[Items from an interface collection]

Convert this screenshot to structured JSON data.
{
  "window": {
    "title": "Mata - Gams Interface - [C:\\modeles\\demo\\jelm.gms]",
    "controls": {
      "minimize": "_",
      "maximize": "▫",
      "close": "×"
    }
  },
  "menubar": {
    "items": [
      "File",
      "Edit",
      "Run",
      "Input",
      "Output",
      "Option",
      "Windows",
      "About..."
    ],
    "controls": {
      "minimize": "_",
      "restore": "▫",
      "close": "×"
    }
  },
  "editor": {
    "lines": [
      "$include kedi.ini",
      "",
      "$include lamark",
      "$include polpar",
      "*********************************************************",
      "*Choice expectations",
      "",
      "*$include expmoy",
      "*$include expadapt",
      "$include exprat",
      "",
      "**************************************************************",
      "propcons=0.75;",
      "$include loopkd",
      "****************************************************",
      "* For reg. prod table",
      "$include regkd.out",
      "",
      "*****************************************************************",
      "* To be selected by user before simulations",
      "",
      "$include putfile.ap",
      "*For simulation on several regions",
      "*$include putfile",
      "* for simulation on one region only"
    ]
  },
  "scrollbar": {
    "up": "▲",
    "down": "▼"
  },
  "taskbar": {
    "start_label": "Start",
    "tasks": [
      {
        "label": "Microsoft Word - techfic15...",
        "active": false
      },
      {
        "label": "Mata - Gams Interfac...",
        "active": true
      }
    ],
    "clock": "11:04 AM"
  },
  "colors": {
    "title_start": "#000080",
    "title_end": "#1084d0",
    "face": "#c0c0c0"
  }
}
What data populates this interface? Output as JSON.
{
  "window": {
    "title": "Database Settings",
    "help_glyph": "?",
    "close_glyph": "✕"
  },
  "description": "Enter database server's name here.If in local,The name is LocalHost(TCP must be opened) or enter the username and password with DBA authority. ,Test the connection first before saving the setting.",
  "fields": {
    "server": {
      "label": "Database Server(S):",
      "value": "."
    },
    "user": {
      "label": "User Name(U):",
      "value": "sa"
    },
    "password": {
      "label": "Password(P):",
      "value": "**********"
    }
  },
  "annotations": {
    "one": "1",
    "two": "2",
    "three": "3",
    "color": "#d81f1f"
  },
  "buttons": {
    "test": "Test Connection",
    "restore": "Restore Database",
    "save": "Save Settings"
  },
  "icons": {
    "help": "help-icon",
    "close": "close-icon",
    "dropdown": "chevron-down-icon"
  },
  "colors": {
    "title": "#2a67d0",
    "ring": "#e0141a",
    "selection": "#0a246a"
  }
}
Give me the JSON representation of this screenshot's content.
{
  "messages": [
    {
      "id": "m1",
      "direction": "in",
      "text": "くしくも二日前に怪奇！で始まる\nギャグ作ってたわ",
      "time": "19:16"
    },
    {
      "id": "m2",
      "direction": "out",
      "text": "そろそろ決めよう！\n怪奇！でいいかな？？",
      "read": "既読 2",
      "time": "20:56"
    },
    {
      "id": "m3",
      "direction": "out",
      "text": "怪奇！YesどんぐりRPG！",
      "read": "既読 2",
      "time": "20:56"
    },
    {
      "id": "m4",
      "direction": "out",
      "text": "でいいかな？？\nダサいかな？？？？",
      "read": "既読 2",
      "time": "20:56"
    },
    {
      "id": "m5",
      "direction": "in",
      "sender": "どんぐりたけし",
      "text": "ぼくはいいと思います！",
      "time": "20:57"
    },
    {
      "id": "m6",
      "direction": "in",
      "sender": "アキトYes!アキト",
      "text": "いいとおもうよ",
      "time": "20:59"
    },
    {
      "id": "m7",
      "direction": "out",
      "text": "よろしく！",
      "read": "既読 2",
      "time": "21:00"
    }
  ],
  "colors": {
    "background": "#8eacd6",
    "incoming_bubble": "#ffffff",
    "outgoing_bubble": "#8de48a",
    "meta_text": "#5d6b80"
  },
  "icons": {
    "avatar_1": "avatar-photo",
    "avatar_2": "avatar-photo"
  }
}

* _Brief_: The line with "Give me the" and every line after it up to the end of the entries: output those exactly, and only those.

* _Reply_:
Give me the JSON representation of this screenshot's content.
{
  "messages": [
    {
      "id": "m1",
      "direction": "in",
      "text": "くしくも二日前に怪奇！で始まる\nギャグ作ってたわ",
      "time": "19:16"
    },
    {
      "id": "m2",
      "direction": "out",
      "text": "そろそろ決めよう！\n怪奇！でいいかな？？",
      "read": "既読 2",
      "time": "20:56"
    },
    {
      "id": "m3",
      "direction": "out",
      "text": "怪奇！YesどんぐりRPG！",
      "read": "既読 2",
      "time": "20:56"
    },
    {
      "id": "m4",
      "direction": "out",
      "text": "でいいかな？？\nダサいかな？？？？",
      "read": "既読 2",
      "time": "20:56"
    },
    {
      "id": "m5",
      "direction": "in",
      "sender": "どんぐりたけし",
      "text": "ぼくはいいと思います！",
      "time": "20:57"
    },
    {
      "id": "m6",
      "direction": "in",
      "sender": "アキトYes!アキト",
      "text": "いいとおもうよ",
      "time": "20:59"
    },
    {
      "id": "m7",
      "direction": "out",
      "text": "よろしく！",
      "read": "既読 2",
      "time": "21:00"
    }
  ],
  "colors": {
    "background": "#8eacd6",
    "incoming_bubble": "#ffffff",
    "outgoing_bubble": "#8de48a",
    "meta_text": "#5d6b80"
  },
  "icons": {
    "avatar_1": "avatar-photo",
    "avatar_2": "avatar-photo"
  }
}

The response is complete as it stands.